[Excerpts from a dataset]
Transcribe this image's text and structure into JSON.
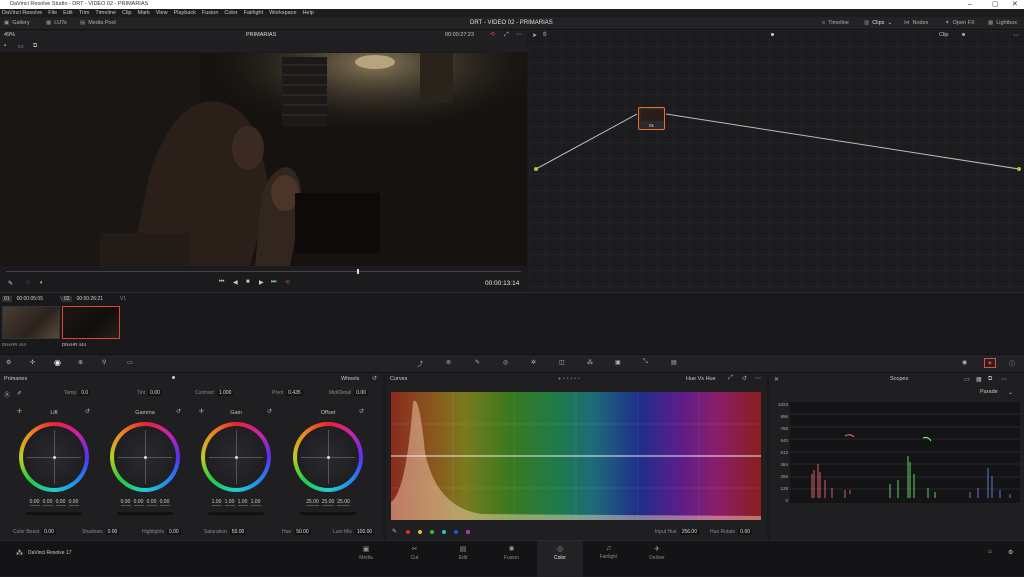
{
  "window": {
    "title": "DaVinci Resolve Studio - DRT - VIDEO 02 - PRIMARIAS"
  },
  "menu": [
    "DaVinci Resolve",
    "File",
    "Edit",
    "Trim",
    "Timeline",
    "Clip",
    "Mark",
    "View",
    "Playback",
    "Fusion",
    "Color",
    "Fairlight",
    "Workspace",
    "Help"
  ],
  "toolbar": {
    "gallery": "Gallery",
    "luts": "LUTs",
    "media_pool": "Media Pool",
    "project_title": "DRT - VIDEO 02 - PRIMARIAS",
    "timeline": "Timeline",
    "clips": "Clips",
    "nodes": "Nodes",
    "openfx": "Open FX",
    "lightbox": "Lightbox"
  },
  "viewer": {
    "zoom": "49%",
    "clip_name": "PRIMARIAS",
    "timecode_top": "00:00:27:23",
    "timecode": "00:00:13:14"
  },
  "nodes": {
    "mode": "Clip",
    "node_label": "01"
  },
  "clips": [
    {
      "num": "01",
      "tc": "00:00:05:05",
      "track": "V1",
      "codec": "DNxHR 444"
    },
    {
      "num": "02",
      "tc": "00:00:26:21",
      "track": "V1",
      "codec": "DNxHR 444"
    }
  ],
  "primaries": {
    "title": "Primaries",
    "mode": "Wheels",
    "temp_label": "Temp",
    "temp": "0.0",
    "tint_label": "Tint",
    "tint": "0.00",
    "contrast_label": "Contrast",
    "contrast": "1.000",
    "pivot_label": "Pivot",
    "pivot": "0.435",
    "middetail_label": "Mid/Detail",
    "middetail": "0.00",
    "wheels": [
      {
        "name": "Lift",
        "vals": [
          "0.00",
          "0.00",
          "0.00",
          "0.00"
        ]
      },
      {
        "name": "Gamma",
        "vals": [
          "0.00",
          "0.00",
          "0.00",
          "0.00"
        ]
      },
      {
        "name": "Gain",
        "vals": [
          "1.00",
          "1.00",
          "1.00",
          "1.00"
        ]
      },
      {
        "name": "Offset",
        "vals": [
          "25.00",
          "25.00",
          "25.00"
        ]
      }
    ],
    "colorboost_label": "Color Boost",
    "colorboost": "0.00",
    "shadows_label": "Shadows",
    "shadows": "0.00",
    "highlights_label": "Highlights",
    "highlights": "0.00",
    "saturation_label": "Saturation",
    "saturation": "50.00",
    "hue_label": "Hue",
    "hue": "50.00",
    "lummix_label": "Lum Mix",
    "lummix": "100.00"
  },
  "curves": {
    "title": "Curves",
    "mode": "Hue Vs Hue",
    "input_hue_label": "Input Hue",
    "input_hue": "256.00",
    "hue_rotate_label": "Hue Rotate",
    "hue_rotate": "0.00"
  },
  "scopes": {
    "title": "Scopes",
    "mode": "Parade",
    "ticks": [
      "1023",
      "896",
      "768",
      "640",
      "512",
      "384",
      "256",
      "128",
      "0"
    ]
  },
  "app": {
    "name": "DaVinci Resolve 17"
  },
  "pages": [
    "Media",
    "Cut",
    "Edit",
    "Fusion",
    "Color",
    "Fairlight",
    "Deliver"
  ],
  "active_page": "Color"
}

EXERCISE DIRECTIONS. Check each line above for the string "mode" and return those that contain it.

RESPONSE BELOW.
    "mode": "Clip",
    "mode": "Wheels",
    "mode": "Hue Vs Hue",
    "mode": "Parade",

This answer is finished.